# What this task involves
In the records that follow, find each line with "active" and pull it out.

Data in this exercise below:

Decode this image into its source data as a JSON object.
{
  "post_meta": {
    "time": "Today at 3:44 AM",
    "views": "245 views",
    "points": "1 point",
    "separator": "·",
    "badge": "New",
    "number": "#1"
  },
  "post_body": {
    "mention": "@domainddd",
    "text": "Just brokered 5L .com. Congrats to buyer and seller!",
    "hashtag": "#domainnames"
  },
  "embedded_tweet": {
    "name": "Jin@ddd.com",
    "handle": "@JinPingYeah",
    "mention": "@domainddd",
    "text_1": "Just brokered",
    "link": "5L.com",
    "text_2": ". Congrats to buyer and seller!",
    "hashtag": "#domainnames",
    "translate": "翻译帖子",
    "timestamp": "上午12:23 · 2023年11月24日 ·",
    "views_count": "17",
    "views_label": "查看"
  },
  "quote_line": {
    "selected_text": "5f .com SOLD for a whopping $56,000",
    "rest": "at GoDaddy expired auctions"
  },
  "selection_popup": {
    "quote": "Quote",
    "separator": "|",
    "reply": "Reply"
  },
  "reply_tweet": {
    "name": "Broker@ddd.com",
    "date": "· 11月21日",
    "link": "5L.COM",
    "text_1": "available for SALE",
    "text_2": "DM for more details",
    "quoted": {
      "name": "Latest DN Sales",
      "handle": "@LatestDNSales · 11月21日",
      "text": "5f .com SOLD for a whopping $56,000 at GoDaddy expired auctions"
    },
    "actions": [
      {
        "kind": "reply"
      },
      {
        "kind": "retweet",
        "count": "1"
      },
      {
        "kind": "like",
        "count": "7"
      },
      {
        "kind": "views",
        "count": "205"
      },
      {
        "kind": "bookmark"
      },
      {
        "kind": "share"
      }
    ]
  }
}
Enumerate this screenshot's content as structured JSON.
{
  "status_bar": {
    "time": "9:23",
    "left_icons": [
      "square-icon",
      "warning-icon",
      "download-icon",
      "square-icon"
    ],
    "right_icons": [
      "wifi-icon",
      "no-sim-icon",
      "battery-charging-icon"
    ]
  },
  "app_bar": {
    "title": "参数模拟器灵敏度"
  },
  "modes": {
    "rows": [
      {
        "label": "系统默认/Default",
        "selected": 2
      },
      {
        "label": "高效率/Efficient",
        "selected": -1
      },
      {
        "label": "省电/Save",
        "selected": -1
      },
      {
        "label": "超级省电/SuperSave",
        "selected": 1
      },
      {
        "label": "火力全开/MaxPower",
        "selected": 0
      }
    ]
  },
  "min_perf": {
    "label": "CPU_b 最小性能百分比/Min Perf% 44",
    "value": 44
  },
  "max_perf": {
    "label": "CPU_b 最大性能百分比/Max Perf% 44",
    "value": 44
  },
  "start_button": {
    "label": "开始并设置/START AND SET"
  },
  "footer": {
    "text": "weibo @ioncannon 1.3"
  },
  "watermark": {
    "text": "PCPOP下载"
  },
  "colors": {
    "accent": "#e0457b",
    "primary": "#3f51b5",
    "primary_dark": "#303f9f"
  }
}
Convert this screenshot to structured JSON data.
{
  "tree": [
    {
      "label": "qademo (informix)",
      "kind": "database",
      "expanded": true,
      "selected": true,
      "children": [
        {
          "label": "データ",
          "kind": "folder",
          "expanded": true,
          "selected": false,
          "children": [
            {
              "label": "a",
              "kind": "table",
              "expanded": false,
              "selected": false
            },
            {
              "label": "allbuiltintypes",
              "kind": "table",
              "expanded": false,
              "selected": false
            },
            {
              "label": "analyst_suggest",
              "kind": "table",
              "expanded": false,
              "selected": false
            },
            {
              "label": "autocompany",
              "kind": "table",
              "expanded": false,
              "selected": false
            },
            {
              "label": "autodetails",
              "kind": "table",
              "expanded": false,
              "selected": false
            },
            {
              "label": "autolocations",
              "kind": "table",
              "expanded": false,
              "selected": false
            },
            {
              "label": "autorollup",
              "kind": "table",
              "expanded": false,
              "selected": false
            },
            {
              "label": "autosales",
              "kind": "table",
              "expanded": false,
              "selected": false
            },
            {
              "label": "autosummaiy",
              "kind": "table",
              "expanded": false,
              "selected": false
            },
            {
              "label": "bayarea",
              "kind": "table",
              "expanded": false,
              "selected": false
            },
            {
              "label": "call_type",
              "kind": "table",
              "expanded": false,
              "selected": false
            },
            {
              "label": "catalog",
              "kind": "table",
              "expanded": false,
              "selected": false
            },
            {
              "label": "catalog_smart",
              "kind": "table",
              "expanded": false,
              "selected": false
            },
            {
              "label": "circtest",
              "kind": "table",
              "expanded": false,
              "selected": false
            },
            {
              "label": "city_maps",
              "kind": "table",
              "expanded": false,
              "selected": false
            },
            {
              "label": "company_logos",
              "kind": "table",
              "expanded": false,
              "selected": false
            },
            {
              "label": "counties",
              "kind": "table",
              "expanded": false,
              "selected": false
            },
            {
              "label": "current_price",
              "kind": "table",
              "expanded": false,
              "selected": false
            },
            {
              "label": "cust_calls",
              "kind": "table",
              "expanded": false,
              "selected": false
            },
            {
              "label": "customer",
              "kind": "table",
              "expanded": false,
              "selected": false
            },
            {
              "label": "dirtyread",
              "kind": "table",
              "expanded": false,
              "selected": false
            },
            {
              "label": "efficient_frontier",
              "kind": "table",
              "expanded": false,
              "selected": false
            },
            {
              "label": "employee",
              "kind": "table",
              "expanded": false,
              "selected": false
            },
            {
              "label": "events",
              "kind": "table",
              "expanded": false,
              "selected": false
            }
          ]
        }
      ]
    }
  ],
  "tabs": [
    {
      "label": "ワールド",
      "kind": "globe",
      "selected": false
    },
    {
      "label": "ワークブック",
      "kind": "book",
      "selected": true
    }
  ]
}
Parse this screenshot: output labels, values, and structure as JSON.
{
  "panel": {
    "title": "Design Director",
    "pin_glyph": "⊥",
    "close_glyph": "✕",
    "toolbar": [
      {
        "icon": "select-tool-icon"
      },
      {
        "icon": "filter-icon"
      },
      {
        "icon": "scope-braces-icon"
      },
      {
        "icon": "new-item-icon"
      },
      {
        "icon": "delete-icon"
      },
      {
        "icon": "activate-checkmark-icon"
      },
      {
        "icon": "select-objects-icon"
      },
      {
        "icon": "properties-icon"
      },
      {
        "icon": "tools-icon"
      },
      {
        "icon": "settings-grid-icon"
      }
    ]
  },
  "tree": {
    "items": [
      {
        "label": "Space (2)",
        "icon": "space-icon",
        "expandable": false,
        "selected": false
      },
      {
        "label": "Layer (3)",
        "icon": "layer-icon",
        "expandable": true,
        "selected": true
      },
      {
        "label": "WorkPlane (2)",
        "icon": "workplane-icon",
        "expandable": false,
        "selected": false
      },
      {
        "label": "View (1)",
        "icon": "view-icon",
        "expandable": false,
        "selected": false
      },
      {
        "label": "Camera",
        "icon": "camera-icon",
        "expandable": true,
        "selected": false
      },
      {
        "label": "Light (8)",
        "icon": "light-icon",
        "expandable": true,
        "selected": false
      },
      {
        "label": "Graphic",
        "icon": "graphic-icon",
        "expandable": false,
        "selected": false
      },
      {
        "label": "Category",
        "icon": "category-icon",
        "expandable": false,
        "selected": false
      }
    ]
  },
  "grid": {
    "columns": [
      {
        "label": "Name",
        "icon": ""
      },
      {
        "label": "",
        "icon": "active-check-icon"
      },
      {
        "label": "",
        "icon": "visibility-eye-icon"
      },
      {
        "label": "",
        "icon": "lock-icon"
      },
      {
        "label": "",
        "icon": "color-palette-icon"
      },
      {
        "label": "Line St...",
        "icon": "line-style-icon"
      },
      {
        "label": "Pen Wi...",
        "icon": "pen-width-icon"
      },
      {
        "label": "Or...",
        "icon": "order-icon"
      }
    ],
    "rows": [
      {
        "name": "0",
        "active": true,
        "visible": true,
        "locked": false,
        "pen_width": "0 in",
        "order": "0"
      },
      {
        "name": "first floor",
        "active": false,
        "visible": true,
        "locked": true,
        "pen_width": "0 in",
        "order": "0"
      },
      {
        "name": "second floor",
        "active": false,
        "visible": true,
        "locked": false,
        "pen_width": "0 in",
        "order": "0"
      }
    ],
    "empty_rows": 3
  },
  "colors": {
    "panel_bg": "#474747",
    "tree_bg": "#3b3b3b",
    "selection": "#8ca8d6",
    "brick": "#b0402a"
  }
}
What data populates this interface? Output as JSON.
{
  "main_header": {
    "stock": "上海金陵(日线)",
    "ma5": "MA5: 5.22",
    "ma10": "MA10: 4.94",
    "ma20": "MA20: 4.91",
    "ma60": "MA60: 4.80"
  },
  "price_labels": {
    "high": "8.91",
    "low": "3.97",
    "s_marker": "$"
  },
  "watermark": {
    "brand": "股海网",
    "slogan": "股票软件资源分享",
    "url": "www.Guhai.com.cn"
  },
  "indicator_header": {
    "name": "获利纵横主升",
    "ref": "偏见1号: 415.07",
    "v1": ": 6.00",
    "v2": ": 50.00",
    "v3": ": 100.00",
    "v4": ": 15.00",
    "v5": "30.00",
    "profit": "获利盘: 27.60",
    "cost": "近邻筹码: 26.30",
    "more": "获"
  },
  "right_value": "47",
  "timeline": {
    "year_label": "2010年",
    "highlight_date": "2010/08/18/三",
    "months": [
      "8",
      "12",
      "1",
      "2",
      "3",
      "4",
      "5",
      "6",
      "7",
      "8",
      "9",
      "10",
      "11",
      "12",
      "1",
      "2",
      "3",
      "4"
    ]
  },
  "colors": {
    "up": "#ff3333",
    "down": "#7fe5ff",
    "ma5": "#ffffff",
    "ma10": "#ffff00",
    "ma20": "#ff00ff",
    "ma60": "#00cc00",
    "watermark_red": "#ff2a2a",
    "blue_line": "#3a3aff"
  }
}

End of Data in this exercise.

# Problem solution
        "icon": "active-check-icon"
        "active": true,
        "active": false,
        "active": false,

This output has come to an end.